On his part, Bombardier boss Cromer said they are “deeply appreciative that the Ugandan government chose our aircraft for the revival of its national flag carrier” and underlined confidence that the CRJ900 will “contribute to Uganda Airlines’ growth and success”.
More from the Bombardier boss:
The new [atmosphere] cabin demonstrates how the Bombardier continues to move the benchmark in regional aviation and why customers like Uganda Airlines are coming along for the ride. In fact, this CRJ900 will go on a demo tour in Africa to showcase Uganda Airlines and the atmosphere cabin to various regions on the continent. So on behalf of the Bombardier CRJ team we would like to congratulate Uganda Airlines.
We are proud to deliver this first CRJ900 aircraft fitted with the atmosphere cabin. Your success is Africa’s success, and we are honoured to celebrate this with you. Thank you for trusting us and let us make this the start of a great partnership. Thank you very much.
Minister Azuba called the handover ceremony for the new planes a “historic occasion”.
In her own words:”On behalf of the government, my ministry and the people of Uganda, I am honoured to lead the team to accept and take delivery of these aircraft. Indeed, this is a very historic occasion. And I believe it is not the end but rather the beginning of a collaborative and enduring relationship that will be beneficial to us mutually. A relationship that enhances our socio-economic aspirations and strategic obejective to develop a sustainable aviation industry that contributes to the economic development of Uganda.”
At technical level, we expect Bombardier to support the airline to ensure good performance and continuing airworthiness of these aircraft. Uganda enjoys good and stable governance, sustained high growth rate of GDP and full economic liberalisation. Uganda is an attractive destination for foreign and indeginous investors. So these factors, coupled with a growing numbers of air passengers, are a firm foundation for the growth and expansion of Uganda Airlines. And I am sure, soon or later, we will be back for more CRJ900s.
To Bombardier, the operation of CRJ900 is a new experience for Uganda Airlines. It will need your continued support to enhance competitiveness of the CRJ900 in Africa. Therefore, you should consider developing a maintenance and training facility in the region. I can confirm that Uganda will be very happy to partner with you in developing such a facility for the use of Uganda Airlines and other airlines in the region. We are ready to discuss with you the modalities of the establishment of such a facility in none other than Uganda. In conclusion, I would like to profoundly thank Bombardier for fulfulling its obligations and for organising this very colourful and historic event.
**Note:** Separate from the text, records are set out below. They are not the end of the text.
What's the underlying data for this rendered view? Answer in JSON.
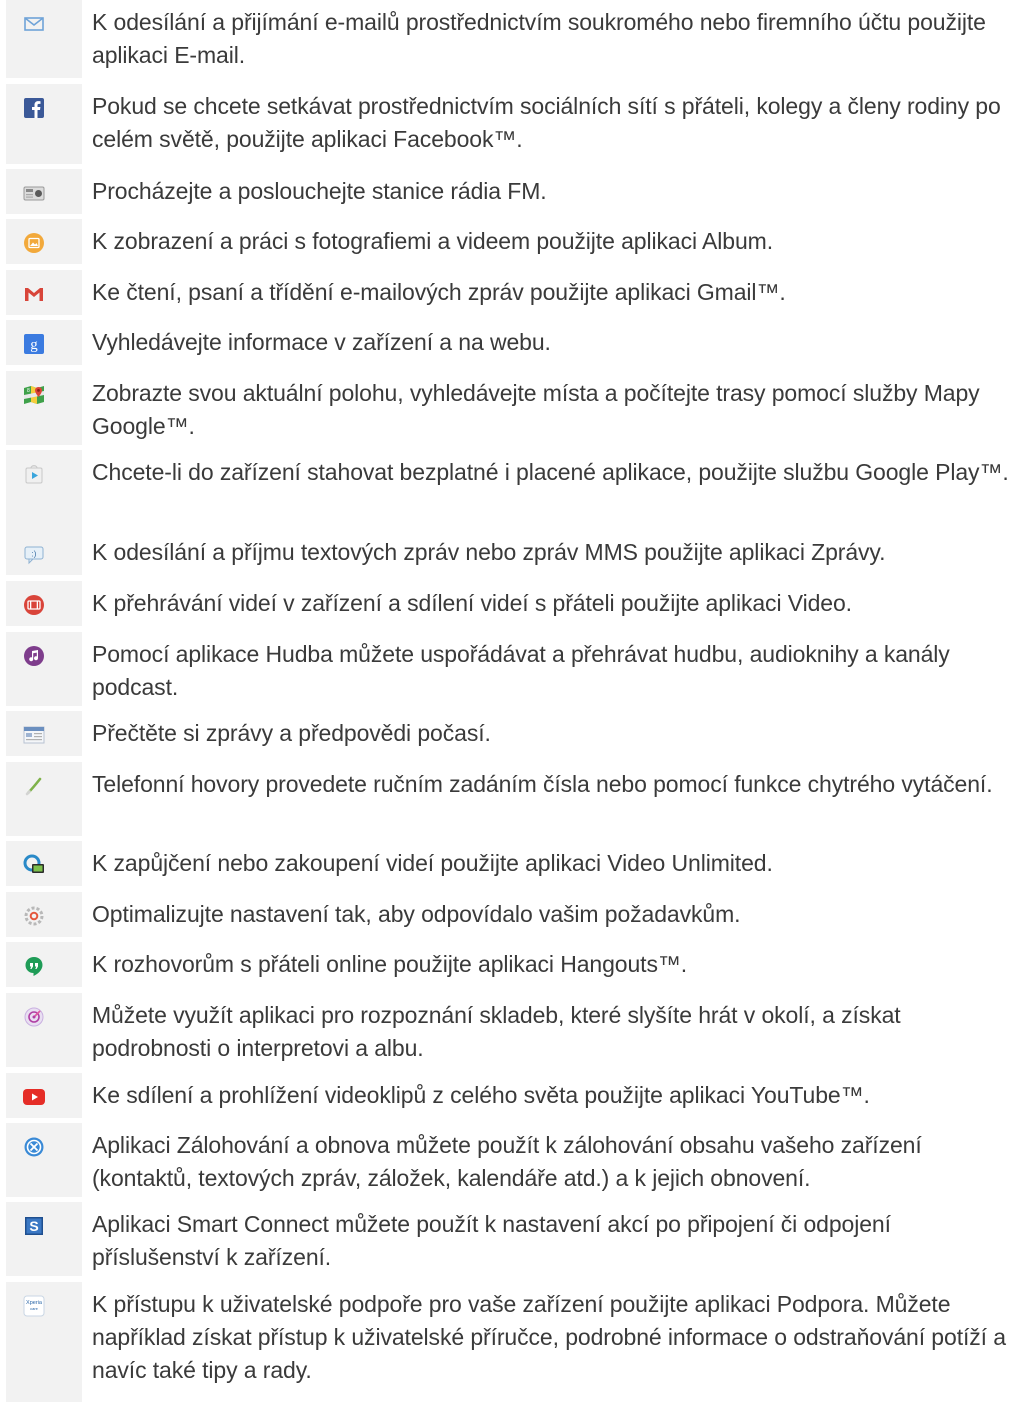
{
  "items": [
    {
      "icon": "email-icon",
      "text": "K odesílání a přijímání e-mailů prostřednictvím soukromého nebo firemního účtu použijte aplikaci E-mail."
    },
    {
      "icon": "facebook-icon",
      "text": "Pokud se chcete setkávat prostřednictvím sociálních sítí s přáteli, kolegy a členy rodiny po celém světě, použijte aplikaci Facebook™."
    },
    {
      "icon": "fm-radio-icon",
      "text": "Procházejte a poslouchejte stanice rádia FM."
    },
    {
      "icon": "album-icon",
      "text": "K zobrazení a práci s fotografiemi a videem použijte aplikaci Album."
    },
    {
      "icon": "gmail-icon",
      "text": "Ke čtení, psaní a třídění e-mailových zpráv použijte aplikaci Gmail™."
    },
    {
      "icon": "google-search-icon",
      "text": "Vyhledávejte informace v zařízení a na webu."
    },
    {
      "icon": "google-maps-icon",
      "text": "Zobrazte svou aktuální polohu, vyhledávejte místa a počítejte trasy pomocí služby Mapy Google™."
    },
    {
      "icon": "google-play-icon",
      "text": "Chcete-li do zařízení stahovat bezplatné i placené aplikace, použijte službu Google Play™."
    },
    {
      "icon": "messaging-icon",
      "text": "K odesílání a příjmu textových zpráv nebo zpráv MMS použijte aplikaci Zprávy."
    },
    {
      "icon": "video-icon",
      "text": "K přehrávání videí v zařízení a sdílení videí s přáteli použijte aplikaci Video."
    },
    {
      "icon": "music-icon",
      "text": "Pomocí aplikace Hudba můžete uspořádávat a přehrávat hudbu, audioknihy a kanály podcast."
    },
    {
      "icon": "news-weather-icon",
      "text": "Přečtěte si zprávy a předpovědi počasí."
    },
    {
      "icon": "phone-icon",
      "text": "Telefonní hovory provedete ručním zadáním čísla nebo pomocí funkce chytrého vytáčení."
    },
    {
      "icon": "video-unlimited-icon",
      "text": "K zapůjčení nebo zakoupení videí použijte aplikaci Video Unlimited."
    },
    {
      "icon": "settings-icon",
      "text": "Optimalizujte nastavení tak, aby odpovídalo vašim požadavkům."
    },
    {
      "icon": "hangouts-icon",
      "text": "K rozhovorům s přáteli online použijte aplikaci Hangouts™."
    },
    {
      "icon": "trackid-icon",
      "text": "Můžete využít aplikaci pro rozpoznání skladeb, které slyšíte hrát v okolí, a získat podrobnosti o interpretovi a albu."
    },
    {
      "icon": "youtube-icon",
      "text": "Ke sdílení a prohlížení videoklipů z celého světa použijte aplikaci YouTube™."
    },
    {
      "icon": "backup-restore-icon",
      "text": "Aplikaci Zálohování a obnova můžete použít k zálohování obsahu vašeho zařízení (kontaktů, textových zpráv, záložek, kalendáře atd.) a k jejich obnovení."
    },
    {
      "icon": "smart-connect-icon",
      "text": "Aplikaci Smart Connect můžete použít k nastavení akcí po připojení či odpojení příslušenství k zařízení."
    },
    {
      "icon": "support-icon",
      "icon_label": "Xperia care",
      "text": "K přístupu k uživatelské podpoře pro vaše zařízení použijte aplikaci Podpora. Můžete například získat přístup k uživatelské příručce, podrobné informace o odstraňování potíží a navíc také tipy a rady."
    }
  ]
}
How the planes will get to Uganda
The planes,which have ‘Fly The Cranes to the Pearl of Africa’ emblazoned on their exterior, are “fully paid for”, PS Bageya said in earlier footage.
“On Tuesday, we should be able to take delivery of the two aircraft. I am happy the interim board of the company (Uganda Airlines) sat on Tuesday and passed a resolution granting me the powers of attorney to receive these planes on behalf of the company, witnessed by the minister [Azuba] and the CEO [Bagenda].
“After receiving the planes formally, then they will be able to become Ugandan property, sort the registration by CAA and then they will be flown to Entebbe.”
“We are not supposed to fly on those aircraft. The aircraft will come with the delivery crew – pilots from Bombardier and our pilots with a few of engineers,” said Uganda Airlines CEO Bagenda.
The planes will fly out of Montreal on Friday and pass through in northern Canada. Then they will head to Reykjavik, the capital of Iceland, before making their way to Maastricht in the southeast of the Netherlands. They will connect to Cairo, Egypt and then head straight to Entebbe, with ETA 3pm Ugandan time.
By Joseph Kizza